From the first record to the last, write each one out again exactly.

--- The data ---

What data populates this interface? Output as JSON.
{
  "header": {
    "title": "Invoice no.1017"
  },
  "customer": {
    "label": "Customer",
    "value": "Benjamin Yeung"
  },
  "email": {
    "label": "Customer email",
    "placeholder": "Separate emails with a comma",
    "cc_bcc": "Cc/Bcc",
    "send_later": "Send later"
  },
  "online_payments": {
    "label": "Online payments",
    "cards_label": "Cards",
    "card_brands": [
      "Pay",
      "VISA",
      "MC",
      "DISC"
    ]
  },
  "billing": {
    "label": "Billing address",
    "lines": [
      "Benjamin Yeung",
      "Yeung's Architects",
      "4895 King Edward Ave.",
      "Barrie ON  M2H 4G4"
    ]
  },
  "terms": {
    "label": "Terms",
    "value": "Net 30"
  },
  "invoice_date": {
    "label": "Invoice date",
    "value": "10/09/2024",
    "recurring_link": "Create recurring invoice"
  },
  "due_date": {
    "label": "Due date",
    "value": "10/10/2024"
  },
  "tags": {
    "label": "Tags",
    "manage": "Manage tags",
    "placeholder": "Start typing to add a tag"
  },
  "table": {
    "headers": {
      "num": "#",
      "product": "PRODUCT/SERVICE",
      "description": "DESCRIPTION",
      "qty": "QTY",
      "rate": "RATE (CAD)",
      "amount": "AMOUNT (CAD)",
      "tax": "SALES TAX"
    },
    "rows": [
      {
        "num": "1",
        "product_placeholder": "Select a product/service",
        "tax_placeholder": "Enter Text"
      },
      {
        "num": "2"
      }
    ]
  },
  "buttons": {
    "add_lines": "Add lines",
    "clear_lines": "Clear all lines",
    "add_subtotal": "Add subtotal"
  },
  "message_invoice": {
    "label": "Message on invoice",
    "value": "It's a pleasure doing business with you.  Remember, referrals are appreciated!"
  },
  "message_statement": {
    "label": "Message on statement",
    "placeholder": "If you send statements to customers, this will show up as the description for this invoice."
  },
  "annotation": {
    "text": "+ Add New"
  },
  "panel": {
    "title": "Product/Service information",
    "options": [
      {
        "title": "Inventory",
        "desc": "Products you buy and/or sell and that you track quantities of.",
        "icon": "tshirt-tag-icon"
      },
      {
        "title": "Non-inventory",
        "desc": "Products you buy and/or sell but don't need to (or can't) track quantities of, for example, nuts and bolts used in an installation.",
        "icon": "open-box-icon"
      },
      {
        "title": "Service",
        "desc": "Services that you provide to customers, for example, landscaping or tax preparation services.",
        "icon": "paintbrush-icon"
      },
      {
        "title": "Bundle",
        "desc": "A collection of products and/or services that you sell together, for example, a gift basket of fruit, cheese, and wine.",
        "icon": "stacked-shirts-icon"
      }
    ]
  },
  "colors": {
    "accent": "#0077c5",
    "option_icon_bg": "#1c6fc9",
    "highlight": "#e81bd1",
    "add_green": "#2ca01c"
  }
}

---

**Output for this task**
What data populates this interface? Output as JSON.
{
  "header": {
    "title": "Invoice no.1017"
  },
  "customer": {
    "label": "Customer",
    "value": "Benjamin Yeung"
  },
  "email": {
    "label": "Customer email",
    "placeholder": "Separate emails with a comma",
    "cc_bcc": "Cc/Bcc",
    "send_later": "Send later"
  },
  "online_payments": {
    "label": "Online payments",
    "cards_label": "Cards",
    "card_brands": [
      "Pay",
      "VISA",
      "MC",
      "DISC"
    ]
  },
  "billing": {
    "label": "Billing address",
    "lines": [
      "Benjamin Yeung",
      "Yeung's Architects",
      "4895 King Edward Ave.",
      "Barrie ON  M2H 4G4"
    ]
  },
  "terms": {
    "label": "Terms",
    "value": "Net 30"
  },
  "invoice_date": {
    "label": "Invoice date",
    "value": "10/09/2024",
    "recurring_link": "Create recurring invoice"
  },
  "due_date": {
    "label": "Due date",
    "value": "10/10/2024"
  },
  "tags": {
    "label": "Tags",
    "manage": "Manage tags",
    "placeholder": "Start typing to add a tag"
  },
  "table": {
    "headers": {
      "num": "#",
      "product": "PRODUCT/SERVICE",
      "description": "DESCRIPTION",
      "qty": "QTY",
      "rate": "RATE (CAD)",
      "amount": "AMOUNT (CAD)",
      "tax": "SALES TAX"
    },
    "rows": [
      {
        "num": "1",
        "product_placeholder": "Select a product/service",
        "tax_placeholder": "Enter Text"
      },
      {
        "num": "2"
      }
    ]
  },
  "buttons": {
    "add_lines": "Add lines",
    "clear_lines": "Clear all lines",
    "add_subtotal": "Add subtotal"
  },
  "message_invoice": {
    "label": "Message on invoice",
    "value": "It's a pleasure doing business with you.  Remember, referrals are appreciated!"
  },
  "message_statement": {
    "label": "Message on statement",
    "placeholder": "If you send statements to customers, this will show up as the description for this invoice."
  },
  "annotation": {
    "text": "+ Add New"
  },
  "panel": {
    "title": "Product/Service information",
    "options": [
      {
        "title": "Inventory",
        "desc": "Products you buy and/or sell and that you track quantities of.",
        "icon": "tshirt-tag-icon"
      },
      {
        "title": "Non-inventory",
        "desc": "Products you buy and/or sell but don't need to (or can't) track quantities of, for example, nuts and bolts used in an installation.",
        "icon": "open-box-icon"
      },
      {
        "title": "Service",
        "desc": "Services that you provide to customers, for example, landscaping or tax preparation services.",
        "icon": "paintbrush-icon"
      },
      {
        "title": "Bundle",
        "desc": "A collection of products and/or services that you sell together, for example, a gift basket of fruit, cheese, and wine.",
        "icon": "stacked-shirts-icon"
      }
    ]
  },
  "colors": {
    "accent": "#0077c5",
    "option_icon_bg": "#1c6fc9",
    "highlight": "#e81bd1",
    "add_green": "#2ca01c"
  }
}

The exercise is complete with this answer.